• **What you have to do**: No pictures belong in the copy. Set down exactly the lines from the one that contains "Give me the" through the end of the data.
- Opening Delimiter -
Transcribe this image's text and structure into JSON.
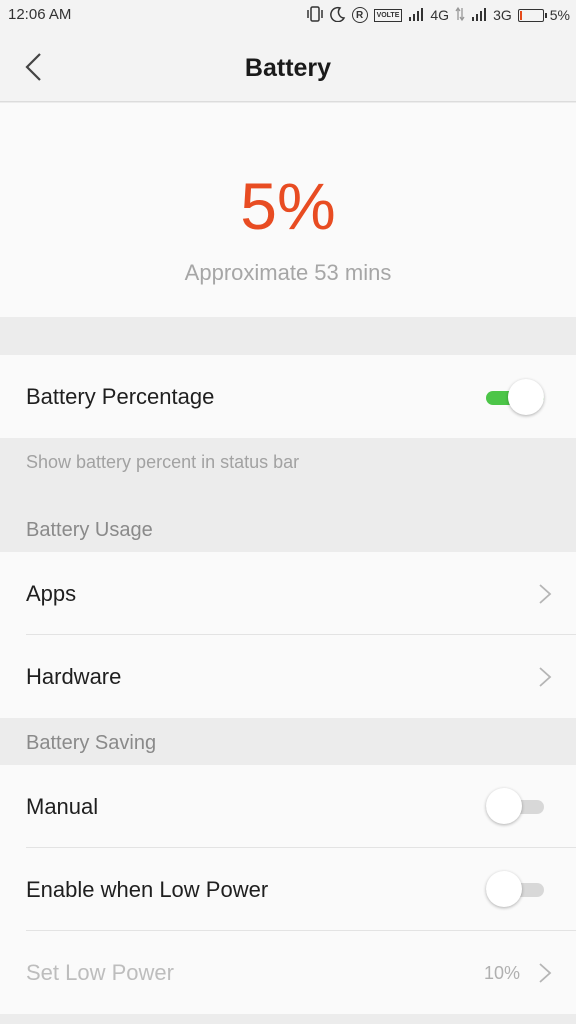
{
  "status_bar": {
    "time": "12:06 AM",
    "volte": "VOLTE",
    "net1": "4G",
    "net2": "3G",
    "battery_text": "5%",
    "battery_level_percent": 5,
    "icons": [
      "vibrate-icon",
      "moon-icon",
      "roaming-r-icon",
      "volte-icon",
      "signal-icon",
      "data-arrows-icon",
      "battery-icon"
    ]
  },
  "header": {
    "title": "Battery",
    "back_icon": "chevron-left-icon"
  },
  "summary": {
    "percent": "5%",
    "approx": "Approximate 53 mins",
    "accent_color": "#e84c22"
  },
  "battery_percentage": {
    "label": "Battery Percentage",
    "enabled": true,
    "hint": "Show battery percent in status bar",
    "toggle_on_color": "#4cc548"
  },
  "usage": {
    "heading": "Battery Usage",
    "items": [
      {
        "label": "Apps"
      },
      {
        "label": "Hardware"
      }
    ]
  },
  "saving": {
    "heading": "Battery Saving",
    "manual": {
      "label": "Manual",
      "enabled": false
    },
    "low_power": {
      "label": "Enable when Low Power",
      "enabled": false
    },
    "set_low_power": {
      "label": "Set Low Power",
      "value": "10%"
    }
  }
}
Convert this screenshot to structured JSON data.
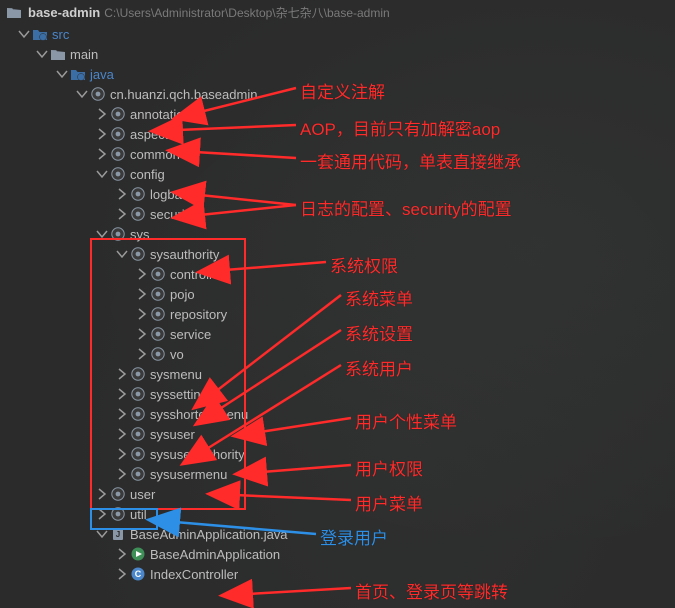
{
  "breadcrumb": {
    "root": "base-admin",
    "path": "C:\\Users\\Administrator\\Desktop\\杂七杂八\\base-admin"
  },
  "tree": {
    "src": "src",
    "main": "main",
    "java": "java",
    "pkg_root": "cn.huanzi.qch.baseadmin",
    "annotation": "annotation",
    "aspect": "aspect",
    "common": "common",
    "config": "config",
    "logback": "logback",
    "security": "security",
    "sys": "sys",
    "sysauthority": "sysauthority",
    "controller": "controller",
    "pojo": "pojo",
    "repository": "repository",
    "service": "service",
    "vo": "vo",
    "sysmenu": "sysmenu",
    "syssetting": "syssetting",
    "sysshortcutmenu": "sysshortcutmenu",
    "sysuser": "sysuser",
    "sysuserauthority": "sysuserauthority",
    "sysusermenu": "sysusermenu",
    "user": "user",
    "util": "util",
    "app_java": "BaseAdminApplication.java",
    "app_class": "BaseAdminApplication",
    "index_ctrl": "IndexController"
  },
  "annotations": {
    "a1": "自定义注解",
    "a2": "AOP，目前只有加解密aop",
    "a3": "一套通用代码，单表直接继承",
    "a4": "日志的配置、security的配置",
    "a5": "系统权限",
    "a6": "系统菜单",
    "a7": "系统设置",
    "a8": "系统用户",
    "a9": "用户个性菜单",
    "a10": "用户权限",
    "a11": "用户菜单",
    "a12": "登录用户",
    "a13": "首页、登录页等跳转"
  }
}
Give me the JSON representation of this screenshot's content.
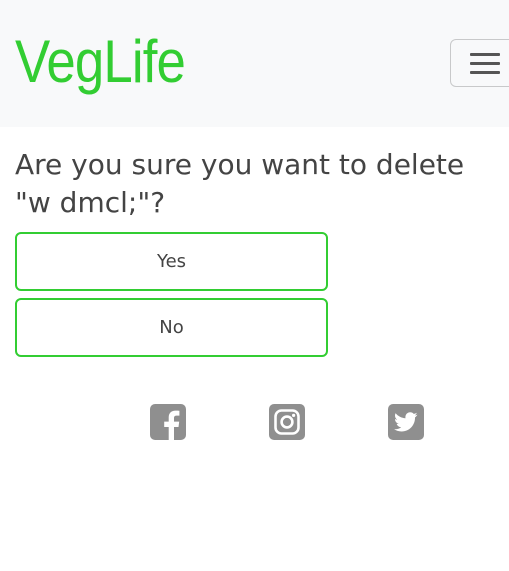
{
  "navbar": {
    "brand": "VegLife",
    "brand_color": "#32cd32",
    "toggler_icon": "hamburger-menu-icon"
  },
  "dialog": {
    "question_line1": "Are you sure you want to delete",
    "question_line2": "\"w dmcl;\"?",
    "yes_label": "Yes",
    "no_label": "No",
    "button_border_color": "#32cd32"
  },
  "social": {
    "icons": [
      "facebook-icon",
      "instagram-icon",
      "twitter-icon"
    ],
    "icon_color": "#8f8f8f"
  }
}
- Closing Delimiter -
• **Exercise response**:
Give me the JSON representation of this screenshot's content.
{
  "navbar": {
    "brand": "VegLife",
    "brand_color": "#32cd32",
    "toggler_icon": "hamburger-menu-icon"
  },
  "dialog": {
    "question_line1": "Are you sure you want to delete",
    "question_line2": "\"w dmcl;\"?",
    "yes_label": "Yes",
    "no_label": "No",
    "button_border_color": "#32cd32"
  },
  "social": {
    "icons": [
      "facebook-icon",
      "instagram-icon",
      "twitter-icon"
    ],
    "icon_color": "#8f8f8f"
  }
}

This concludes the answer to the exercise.